Home > Showlist

induction soldering

Induction soldering is an excellent method for creating air-tight, water-tight junctions, and it is also considerably more exact than torch brazing. However, there are a few things to consider before attempting induction soldering.

Faster than torch brazing

Using induction brazing welding wire and joining needs will increase productivity and deliver superior joints. A high-frequency electromagnetic field is used to generate an induced current in the joint's surface. This induced current generates heat, which melts the filler metal and flows to the metal surfaces via capillary action.

Brazing is frequently used to repair cast-iron artifacts. It is less prone to warpage, deformation, and metal warpage than welding. It also provides for more forgiving joint clearances. The filler metal is constructed of copper-silver, brass, aluminum-silicon, or gold-silver, depending on the composition of the joint.

Torch brazing is typically utilized for short manufacturing runs. It is time-consuming. It necessitates the use of a torch, flux, and the correct composition. It can be utilized for odd-shaped joints as well as poorly fitting joints. It can also be utilized for smaller assemblies, although the cost is modest.

Induction brazing is utilized for large assemblies, such as a motor rotor. It is also utilized for fluxless brazing, which implies that no flux is used to protect the metal during the brazing process. It is also useful for combining automobile parts and creating a variety of joint forms.

Why choose TIJO Metal Materials induction soldering?

Related product categories

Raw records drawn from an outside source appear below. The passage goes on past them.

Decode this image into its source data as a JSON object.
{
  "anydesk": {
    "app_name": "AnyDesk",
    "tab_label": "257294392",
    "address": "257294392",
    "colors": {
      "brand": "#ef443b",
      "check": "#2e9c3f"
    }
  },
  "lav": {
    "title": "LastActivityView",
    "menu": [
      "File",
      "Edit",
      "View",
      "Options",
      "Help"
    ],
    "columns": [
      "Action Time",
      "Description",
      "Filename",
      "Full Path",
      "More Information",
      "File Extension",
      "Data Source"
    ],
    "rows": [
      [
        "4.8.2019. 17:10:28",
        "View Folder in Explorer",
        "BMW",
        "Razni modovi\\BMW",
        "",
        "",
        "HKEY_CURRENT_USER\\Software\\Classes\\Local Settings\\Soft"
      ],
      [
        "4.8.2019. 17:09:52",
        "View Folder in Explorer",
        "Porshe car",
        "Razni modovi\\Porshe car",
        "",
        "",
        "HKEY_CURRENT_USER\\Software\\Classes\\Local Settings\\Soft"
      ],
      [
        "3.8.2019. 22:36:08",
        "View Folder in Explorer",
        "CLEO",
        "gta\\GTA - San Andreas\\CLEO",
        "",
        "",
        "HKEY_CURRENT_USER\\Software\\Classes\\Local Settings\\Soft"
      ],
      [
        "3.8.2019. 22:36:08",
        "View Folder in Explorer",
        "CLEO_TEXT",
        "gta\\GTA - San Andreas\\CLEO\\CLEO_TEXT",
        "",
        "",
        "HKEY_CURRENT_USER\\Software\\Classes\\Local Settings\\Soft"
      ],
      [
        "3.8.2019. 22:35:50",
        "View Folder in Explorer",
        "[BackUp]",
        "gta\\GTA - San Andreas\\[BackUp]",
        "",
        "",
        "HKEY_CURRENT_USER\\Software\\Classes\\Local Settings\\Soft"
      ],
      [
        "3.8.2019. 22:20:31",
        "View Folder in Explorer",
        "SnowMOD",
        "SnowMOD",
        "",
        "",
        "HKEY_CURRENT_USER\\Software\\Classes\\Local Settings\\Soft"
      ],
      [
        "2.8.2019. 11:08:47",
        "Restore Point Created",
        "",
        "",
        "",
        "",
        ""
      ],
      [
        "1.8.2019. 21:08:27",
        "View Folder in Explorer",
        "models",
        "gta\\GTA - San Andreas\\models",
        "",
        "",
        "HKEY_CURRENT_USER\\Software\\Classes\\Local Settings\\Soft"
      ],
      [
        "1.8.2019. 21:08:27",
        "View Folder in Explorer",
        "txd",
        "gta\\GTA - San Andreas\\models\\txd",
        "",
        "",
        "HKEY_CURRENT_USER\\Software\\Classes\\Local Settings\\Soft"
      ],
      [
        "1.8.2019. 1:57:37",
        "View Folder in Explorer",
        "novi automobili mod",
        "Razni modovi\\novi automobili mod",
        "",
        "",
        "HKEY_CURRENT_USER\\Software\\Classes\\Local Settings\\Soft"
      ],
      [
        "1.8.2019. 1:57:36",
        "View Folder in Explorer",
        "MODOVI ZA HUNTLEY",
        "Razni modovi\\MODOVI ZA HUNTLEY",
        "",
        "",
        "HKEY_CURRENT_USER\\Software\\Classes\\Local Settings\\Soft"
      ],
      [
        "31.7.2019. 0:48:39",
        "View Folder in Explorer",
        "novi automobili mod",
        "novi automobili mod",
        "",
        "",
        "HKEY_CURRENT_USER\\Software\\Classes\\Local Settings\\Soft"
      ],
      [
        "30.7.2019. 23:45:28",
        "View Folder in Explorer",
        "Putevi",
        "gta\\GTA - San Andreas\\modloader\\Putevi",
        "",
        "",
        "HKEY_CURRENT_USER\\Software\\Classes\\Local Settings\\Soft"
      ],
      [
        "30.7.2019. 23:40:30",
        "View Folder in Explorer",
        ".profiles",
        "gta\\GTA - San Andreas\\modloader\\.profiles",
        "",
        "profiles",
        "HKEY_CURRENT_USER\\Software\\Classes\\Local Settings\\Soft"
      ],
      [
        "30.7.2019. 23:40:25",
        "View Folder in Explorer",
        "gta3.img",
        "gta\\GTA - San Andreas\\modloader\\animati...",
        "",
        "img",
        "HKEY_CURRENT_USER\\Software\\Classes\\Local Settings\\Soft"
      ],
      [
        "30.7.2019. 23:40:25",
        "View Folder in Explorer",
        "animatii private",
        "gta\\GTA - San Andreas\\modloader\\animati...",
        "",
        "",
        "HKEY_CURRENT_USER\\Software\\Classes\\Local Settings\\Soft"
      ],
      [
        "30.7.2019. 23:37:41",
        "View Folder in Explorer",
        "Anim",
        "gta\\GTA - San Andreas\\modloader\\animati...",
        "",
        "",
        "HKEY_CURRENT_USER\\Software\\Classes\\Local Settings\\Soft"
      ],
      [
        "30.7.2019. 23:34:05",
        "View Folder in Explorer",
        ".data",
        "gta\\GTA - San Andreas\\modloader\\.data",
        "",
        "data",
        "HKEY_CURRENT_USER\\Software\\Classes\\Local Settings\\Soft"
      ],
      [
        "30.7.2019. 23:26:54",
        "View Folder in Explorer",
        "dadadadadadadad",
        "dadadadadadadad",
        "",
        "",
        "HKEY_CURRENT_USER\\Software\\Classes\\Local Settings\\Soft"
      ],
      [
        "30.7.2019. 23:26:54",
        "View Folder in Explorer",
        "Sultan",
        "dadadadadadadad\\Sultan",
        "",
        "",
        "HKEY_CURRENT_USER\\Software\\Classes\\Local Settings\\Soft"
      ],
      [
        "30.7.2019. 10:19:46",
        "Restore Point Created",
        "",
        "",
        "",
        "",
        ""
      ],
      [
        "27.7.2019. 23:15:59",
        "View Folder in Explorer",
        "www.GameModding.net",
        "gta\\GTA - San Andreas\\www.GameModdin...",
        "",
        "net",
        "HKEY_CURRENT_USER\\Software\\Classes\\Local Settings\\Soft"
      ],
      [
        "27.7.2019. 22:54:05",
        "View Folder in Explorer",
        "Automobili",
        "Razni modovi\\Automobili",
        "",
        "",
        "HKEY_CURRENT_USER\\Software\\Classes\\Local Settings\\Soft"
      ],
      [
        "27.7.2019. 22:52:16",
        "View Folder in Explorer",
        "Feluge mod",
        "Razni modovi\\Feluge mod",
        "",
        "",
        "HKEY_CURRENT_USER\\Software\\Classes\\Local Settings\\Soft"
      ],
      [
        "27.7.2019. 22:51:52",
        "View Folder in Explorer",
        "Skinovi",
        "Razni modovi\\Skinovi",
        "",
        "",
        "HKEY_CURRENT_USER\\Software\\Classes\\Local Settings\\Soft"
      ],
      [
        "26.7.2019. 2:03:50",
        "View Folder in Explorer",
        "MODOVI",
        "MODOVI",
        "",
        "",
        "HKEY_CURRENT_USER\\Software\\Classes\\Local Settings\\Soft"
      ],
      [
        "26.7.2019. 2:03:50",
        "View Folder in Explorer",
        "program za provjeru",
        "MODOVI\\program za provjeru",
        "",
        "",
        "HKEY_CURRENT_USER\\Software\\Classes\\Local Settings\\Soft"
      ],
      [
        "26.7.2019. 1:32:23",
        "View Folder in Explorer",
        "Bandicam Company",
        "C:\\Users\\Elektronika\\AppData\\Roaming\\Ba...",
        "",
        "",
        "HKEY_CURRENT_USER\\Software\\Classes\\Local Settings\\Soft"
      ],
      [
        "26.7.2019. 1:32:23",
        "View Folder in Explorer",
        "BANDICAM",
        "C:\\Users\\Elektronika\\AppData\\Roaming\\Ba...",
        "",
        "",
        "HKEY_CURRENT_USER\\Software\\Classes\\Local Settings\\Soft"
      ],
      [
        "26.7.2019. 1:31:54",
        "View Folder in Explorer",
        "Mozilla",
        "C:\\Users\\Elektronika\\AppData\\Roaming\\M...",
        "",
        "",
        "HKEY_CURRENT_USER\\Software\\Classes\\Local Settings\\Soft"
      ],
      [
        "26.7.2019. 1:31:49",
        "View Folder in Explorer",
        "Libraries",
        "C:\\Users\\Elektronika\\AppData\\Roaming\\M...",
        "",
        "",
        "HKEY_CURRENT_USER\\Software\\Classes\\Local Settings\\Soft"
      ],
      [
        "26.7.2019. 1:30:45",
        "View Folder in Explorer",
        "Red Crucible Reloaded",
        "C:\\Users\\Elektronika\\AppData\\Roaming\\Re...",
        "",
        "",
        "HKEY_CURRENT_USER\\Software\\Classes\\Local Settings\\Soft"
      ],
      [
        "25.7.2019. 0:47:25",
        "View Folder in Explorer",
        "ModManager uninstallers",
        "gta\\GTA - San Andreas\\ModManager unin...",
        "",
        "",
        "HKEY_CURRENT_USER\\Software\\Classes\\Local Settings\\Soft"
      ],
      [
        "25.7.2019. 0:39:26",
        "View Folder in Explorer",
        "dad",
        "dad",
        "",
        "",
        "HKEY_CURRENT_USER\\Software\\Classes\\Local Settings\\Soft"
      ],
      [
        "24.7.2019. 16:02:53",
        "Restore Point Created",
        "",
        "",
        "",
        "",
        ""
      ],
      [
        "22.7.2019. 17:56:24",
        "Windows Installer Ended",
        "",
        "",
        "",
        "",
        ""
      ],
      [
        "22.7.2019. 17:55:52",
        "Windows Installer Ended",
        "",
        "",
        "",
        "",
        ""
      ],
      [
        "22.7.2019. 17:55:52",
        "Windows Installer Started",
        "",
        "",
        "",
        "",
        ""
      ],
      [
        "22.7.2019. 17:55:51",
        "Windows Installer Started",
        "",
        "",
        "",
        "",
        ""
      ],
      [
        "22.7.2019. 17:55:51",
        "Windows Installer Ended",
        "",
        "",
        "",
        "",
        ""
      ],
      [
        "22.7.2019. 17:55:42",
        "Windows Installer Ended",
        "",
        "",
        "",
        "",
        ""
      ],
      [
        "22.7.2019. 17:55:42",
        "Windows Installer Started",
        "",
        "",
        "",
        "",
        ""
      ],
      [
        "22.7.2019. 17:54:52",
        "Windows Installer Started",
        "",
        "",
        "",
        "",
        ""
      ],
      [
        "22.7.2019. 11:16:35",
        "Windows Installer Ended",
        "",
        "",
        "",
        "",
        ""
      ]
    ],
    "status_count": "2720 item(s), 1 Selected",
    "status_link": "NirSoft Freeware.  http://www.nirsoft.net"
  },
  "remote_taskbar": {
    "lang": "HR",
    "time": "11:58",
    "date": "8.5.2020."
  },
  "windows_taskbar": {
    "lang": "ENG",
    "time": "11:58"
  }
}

Not finding what you're looking for? Contact our consultants for more available products.

Request A Quote Now

Hot categories